**Your goal:**
Only the lines holding "this" are wanted. Copy every one from the records below.

━━ Data records ━━

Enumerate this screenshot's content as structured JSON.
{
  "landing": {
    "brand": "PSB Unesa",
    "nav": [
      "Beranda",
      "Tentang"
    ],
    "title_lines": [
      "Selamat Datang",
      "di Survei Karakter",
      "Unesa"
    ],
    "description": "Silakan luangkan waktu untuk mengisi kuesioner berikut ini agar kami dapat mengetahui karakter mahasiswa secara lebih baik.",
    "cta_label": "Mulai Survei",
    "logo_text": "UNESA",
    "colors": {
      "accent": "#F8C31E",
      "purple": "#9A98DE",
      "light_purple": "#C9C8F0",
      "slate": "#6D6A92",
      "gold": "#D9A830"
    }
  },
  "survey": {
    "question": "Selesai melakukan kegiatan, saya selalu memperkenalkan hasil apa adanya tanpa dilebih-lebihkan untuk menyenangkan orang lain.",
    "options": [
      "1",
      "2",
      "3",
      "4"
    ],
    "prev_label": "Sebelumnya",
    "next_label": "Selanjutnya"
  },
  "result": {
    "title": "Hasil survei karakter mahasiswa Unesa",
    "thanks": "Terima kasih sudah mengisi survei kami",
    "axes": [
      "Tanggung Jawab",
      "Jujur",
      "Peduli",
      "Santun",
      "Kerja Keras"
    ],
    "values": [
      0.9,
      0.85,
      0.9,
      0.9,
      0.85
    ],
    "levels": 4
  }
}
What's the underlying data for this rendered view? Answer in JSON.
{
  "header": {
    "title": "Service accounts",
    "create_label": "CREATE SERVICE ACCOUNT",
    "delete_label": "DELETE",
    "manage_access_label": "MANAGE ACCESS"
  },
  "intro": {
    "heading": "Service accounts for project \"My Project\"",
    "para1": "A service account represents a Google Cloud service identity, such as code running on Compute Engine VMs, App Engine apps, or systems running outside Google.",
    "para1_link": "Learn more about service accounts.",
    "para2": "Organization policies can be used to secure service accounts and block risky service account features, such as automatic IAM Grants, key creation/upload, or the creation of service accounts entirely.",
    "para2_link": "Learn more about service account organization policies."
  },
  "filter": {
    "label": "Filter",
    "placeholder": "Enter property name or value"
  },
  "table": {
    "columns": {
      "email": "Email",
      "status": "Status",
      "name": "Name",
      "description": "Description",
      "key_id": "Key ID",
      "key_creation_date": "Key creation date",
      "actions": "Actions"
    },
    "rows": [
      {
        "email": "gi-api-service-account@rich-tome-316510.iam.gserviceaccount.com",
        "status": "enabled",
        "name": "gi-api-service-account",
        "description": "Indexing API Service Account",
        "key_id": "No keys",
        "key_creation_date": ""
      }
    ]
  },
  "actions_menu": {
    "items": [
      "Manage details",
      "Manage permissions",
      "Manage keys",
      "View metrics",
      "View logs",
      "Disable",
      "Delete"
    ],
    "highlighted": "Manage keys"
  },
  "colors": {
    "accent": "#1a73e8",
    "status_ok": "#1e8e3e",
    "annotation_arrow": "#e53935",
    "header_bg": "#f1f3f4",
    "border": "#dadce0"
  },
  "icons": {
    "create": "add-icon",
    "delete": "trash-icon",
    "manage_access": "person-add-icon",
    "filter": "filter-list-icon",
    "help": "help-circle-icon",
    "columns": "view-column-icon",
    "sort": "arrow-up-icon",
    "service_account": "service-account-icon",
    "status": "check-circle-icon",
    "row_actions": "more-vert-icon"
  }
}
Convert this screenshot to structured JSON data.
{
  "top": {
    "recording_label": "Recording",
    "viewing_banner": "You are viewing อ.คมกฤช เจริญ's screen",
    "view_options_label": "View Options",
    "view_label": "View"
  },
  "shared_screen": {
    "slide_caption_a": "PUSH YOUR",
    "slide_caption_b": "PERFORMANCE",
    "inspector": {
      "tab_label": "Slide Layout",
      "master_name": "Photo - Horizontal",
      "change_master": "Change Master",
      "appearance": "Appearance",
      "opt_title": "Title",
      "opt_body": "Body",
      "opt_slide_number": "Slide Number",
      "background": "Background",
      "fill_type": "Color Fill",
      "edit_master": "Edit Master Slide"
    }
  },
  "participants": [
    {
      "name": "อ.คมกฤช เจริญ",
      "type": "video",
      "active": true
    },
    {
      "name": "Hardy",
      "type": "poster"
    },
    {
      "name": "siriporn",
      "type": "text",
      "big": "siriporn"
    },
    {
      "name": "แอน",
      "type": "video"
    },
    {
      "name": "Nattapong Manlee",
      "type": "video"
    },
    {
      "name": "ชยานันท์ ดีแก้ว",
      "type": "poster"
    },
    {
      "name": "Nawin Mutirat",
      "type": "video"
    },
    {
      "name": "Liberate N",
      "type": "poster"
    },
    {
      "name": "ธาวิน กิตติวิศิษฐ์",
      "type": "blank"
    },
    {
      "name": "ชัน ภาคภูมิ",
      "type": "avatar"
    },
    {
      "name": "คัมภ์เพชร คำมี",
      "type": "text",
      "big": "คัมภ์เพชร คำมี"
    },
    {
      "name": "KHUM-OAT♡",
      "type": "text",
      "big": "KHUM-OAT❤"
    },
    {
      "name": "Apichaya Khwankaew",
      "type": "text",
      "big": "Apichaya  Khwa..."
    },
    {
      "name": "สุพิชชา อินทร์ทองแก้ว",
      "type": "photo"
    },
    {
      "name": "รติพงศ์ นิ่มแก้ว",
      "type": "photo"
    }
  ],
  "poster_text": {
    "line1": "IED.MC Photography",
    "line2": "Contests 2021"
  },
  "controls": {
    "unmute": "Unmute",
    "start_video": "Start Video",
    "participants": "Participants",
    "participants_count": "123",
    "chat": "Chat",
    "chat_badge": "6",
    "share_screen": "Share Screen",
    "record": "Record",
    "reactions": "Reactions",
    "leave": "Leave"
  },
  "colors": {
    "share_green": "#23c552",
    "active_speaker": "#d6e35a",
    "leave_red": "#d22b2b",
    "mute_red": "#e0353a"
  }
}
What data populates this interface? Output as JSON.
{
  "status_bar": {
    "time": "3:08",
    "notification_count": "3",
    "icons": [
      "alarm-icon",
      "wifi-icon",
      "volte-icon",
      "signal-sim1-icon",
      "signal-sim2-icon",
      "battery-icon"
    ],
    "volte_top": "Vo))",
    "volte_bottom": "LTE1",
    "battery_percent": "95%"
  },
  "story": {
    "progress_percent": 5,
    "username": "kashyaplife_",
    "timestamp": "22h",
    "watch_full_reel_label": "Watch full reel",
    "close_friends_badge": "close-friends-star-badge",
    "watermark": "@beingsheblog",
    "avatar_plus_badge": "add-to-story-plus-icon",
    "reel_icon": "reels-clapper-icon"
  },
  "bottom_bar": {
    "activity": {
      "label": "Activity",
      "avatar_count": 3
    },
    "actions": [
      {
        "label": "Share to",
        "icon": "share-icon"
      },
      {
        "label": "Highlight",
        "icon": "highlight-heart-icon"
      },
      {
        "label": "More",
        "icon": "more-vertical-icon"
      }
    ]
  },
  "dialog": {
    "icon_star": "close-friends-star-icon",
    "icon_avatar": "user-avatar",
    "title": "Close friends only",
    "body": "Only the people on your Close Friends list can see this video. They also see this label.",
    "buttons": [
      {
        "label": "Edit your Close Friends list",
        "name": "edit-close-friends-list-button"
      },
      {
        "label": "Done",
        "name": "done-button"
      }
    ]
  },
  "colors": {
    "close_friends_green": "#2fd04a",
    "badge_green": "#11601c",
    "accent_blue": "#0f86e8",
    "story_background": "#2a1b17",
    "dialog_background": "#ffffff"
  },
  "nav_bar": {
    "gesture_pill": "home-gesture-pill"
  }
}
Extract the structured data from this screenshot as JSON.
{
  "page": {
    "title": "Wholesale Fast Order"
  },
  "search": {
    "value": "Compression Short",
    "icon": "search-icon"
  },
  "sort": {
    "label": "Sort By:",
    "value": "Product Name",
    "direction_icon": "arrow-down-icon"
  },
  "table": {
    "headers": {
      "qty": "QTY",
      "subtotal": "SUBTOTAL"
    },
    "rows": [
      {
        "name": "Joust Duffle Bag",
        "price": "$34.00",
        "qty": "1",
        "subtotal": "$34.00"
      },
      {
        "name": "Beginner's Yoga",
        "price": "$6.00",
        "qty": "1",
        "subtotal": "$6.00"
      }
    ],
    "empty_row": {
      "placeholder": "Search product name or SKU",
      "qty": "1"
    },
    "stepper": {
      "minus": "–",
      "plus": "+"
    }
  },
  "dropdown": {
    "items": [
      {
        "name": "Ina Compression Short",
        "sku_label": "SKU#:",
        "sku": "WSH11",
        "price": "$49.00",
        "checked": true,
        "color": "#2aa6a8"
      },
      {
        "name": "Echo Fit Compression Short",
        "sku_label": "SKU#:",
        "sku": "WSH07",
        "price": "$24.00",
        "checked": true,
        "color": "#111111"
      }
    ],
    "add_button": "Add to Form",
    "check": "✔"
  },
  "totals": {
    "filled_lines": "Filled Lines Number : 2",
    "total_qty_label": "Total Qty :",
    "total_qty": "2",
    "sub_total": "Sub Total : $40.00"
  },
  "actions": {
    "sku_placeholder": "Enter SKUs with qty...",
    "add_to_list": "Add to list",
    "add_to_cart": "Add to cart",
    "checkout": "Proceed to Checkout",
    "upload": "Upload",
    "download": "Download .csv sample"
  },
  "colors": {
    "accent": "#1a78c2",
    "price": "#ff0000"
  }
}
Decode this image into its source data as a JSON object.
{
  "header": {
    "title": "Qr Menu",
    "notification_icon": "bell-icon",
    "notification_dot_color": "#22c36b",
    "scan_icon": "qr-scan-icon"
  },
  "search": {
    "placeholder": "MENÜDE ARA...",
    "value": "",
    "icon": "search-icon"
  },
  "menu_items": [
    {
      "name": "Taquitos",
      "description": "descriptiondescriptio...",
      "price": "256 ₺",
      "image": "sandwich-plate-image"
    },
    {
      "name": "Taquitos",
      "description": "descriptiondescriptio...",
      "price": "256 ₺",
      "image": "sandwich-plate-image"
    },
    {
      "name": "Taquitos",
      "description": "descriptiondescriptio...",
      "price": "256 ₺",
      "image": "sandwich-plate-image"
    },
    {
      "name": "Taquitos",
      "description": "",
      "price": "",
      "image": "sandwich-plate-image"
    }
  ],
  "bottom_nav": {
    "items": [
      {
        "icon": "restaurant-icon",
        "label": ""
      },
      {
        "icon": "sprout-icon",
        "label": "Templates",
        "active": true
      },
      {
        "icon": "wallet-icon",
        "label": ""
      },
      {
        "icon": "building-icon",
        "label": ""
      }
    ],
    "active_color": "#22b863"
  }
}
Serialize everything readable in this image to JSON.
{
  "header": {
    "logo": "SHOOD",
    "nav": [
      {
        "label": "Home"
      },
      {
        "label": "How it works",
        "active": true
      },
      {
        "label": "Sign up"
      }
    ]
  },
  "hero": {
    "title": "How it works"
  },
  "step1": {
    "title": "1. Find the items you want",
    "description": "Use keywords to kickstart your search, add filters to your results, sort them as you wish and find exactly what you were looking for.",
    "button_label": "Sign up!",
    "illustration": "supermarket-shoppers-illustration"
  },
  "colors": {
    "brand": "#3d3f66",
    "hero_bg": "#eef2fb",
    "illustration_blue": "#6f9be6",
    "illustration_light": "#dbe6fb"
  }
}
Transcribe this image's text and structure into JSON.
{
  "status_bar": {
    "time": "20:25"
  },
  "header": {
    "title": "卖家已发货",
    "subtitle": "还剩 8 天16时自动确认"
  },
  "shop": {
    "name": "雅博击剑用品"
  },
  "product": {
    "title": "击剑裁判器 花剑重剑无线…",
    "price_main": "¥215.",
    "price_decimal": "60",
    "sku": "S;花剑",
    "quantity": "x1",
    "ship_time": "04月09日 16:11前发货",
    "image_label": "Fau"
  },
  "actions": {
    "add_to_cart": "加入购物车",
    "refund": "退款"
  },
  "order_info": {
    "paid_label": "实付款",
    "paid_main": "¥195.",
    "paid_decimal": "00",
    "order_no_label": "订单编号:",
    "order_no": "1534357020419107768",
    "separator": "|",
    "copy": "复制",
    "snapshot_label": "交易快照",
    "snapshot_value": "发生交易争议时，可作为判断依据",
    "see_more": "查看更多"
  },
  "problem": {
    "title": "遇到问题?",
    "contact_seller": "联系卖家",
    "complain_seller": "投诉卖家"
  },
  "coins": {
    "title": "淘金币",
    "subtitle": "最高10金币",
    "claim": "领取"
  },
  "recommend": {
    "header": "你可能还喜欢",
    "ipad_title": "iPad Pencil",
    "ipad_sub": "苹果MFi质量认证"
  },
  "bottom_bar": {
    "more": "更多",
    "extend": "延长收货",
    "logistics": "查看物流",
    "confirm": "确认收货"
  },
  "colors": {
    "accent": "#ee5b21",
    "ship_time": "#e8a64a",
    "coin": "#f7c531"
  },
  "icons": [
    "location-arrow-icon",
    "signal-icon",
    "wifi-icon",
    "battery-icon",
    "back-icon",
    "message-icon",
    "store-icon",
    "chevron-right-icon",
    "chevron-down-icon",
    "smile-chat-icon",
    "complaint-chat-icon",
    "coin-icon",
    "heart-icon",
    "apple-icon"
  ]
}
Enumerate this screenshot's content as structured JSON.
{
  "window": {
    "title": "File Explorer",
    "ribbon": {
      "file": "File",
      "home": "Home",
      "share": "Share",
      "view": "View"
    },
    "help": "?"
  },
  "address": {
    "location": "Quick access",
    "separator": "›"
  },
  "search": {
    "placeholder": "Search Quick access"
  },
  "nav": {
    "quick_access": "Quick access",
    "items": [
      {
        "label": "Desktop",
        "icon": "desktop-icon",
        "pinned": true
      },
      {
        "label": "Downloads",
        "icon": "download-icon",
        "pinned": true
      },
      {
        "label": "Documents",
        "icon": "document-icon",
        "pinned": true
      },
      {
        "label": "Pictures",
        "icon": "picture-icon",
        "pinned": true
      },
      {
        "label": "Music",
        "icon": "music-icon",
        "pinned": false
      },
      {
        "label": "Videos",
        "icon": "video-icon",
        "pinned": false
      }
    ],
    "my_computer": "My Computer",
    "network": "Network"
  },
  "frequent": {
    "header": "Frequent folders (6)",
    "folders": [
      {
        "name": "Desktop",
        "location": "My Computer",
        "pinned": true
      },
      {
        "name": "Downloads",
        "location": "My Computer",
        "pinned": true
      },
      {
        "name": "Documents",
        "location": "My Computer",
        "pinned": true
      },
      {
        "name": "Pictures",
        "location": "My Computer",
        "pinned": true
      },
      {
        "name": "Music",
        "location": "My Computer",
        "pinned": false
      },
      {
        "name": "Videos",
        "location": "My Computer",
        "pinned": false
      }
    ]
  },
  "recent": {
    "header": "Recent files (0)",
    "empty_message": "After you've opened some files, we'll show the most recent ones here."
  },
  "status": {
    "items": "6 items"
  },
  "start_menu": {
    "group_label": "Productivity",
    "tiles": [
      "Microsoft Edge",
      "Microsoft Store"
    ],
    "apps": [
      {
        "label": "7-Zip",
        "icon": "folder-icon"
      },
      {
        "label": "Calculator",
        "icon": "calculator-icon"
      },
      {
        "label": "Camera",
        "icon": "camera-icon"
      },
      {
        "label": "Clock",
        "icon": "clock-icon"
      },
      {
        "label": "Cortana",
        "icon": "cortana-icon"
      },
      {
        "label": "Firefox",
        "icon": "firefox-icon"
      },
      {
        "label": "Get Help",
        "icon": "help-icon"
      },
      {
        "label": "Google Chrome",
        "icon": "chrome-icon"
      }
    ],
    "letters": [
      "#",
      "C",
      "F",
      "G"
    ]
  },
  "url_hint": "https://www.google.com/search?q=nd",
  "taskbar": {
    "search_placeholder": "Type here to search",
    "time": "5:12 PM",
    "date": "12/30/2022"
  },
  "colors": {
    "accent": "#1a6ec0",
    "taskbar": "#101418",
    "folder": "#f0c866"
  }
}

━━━

**Solution to the problem:**
Enumerate this screenshot's content as structured JSON.
What's the underlying data for this rendered view? Answer in JSON.
Convert this screenshot to structured JSON data.
What data populates this interface? Output as JSON.
    "body": "Only the people on your Close Friends list can see this video. They also see this label.",
Extract the structured data from this screenshot as JSON.
Decode this image into its source data as a JSON object.
Serialize everything readable in this image to JSON.
Transcribe this image's text and structure into JSON.
Enumerate this screenshot's content as structured JSON.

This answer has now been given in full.